In Covering Foley's Killing, Media Outlets Face A Difficult Choice
ROBERT SIEGEL, HOST:
News organizations face complicated choices when they have reporters operating in areas of conflict. The killing of journalist James Foley by Islamist militants throws those tough questions into sharp relief. NPR's David Folkenflik reports.
DAVID FOLKENFLIK, BYLINE: I caught up with the Reuters reporter David Rohde earlier today, amid the bustle of the lobby of an office building in midtown Manhattan. He had been captured by the Taliban while reporting in Afghanistan, and held hostage for months before escaping.
DAVID ROHDE: I think you want the public to know the reality of what's happening on the ground, but not have it gratuitous. Their goal was to shock and terrify and horrify people.
FOLKENFLIK: Rohde argues the differences between European and U.S. governments are endangering reporters. The Europeans pay ransoms and the U.S. does not. Rohde says American media organizations struggle whether to pay up or whether to smother stories on the abduction of reporters in hopes of protecting them. He says that's failed as an approach.
The Sunni extremist group ISIS planned Foley's killing as a ready for the social media age moment. The actual video of his beheading was uploaded to YouTube and widely shared. Foley's sister Kelly asked people on Twitter to stop watching or sharing the video. YouTube removed it and Twitter instituted some algorithm-driven safeguards, but the footage can still be found on such sites as LiveLeak. It's tough, tough stuff.
Jess Hill is a former foreign correspondent in the Middle East. She met Foley through mutual friends in 2012 before his abduction.
JESS HILL: At the time, I was concerned about him because, you know, obviously it was dangerous to go into Syria from the very beginning, even before the kidnappings began, and he was going in very frequently. But he didn't come across as cavalier at all.
FOLKENFLIK: Hill is now an investigative reporter for ABC Radio, as in the Australian Broadcasting Corporation. She said she sought to avoid images of the execution online, and then saw the picture of Foley with a knife to his throat on the front page of the tabloid Sydney Daily Telegraph. The Telegraph is owned by Rupert Murdoch's News Corp. The New York Post, Murdoch's American tabloid, had a similar front page yesterday with the headline savages.
HILL: When the Daily Telegraph puts a photo like that on their front page, they may as well be distributing a recruiting leaflet because there's a reason why ISIS stages such a dramatic image, they make him read out a message, you know. This is all propaganda that they want people to disseminate.
FOLKENFLIK: My efforts to secure comment from the Post were unsuccessful. But yesterday's front page was reproduced in miniature on today's front page. CNN sought restraint as correspondent Jonathan Mann explained to viewers last night.
(SOUNDBITE OF ARCHIVED RECORDING)
JONATHAN MANN: What should we do? We thought about it and we hope we made the right choice.
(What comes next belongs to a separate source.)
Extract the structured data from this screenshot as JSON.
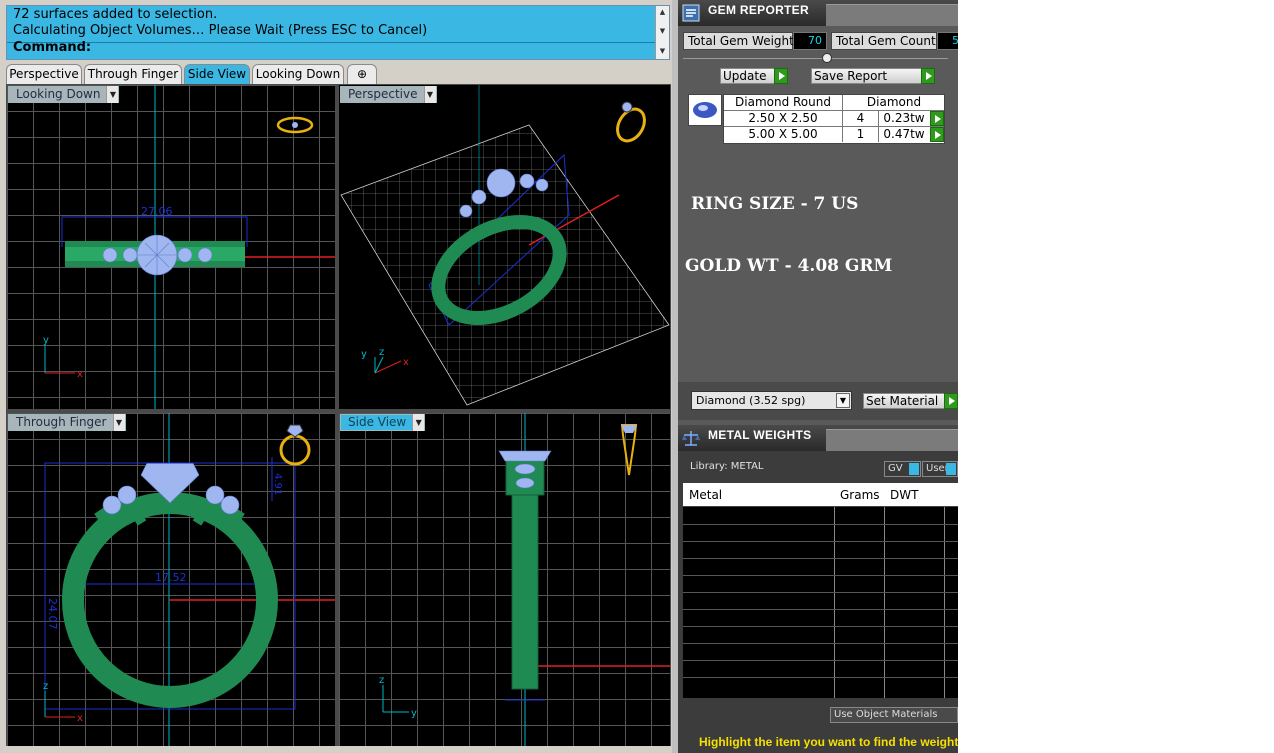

The extremists shouldn't win today. The victim, James Foley, should be remembered.
FOLKENFLIK: CNN broadcast no video from ISIS and just a brief audio clip hoping the sound of the executioner's seemingly British voice might yield clues for authorities. Like many competitors, CNN relied on earlier photos of Foley in happier times. Again, David Rohde.
(SOUNDBITE OF ARCHIVED BROADCAST)
ROHDE: You know, Jim Foley was a human being with a really full, rich life and an amazing career. You know, I hate to see that image be the kind of lasting image of Jim Foley.
FOLKENFLIK: LiveLeak kept the video of Foley's death up, but in a statement on its website, said it would not post any new executions by ISIS, saying no value would be served. David Folkenflik, NPR News.
NPR transcripts are created on a rush deadline by Verb8tm, Inc., an NPR contractor, and produced using a proprietary transcription process developed with NPR. This text may not be in its final form and may be updated or revised in the future. Accuracy and availability may vary. The authoritative record of NPR’s programming is the audio record.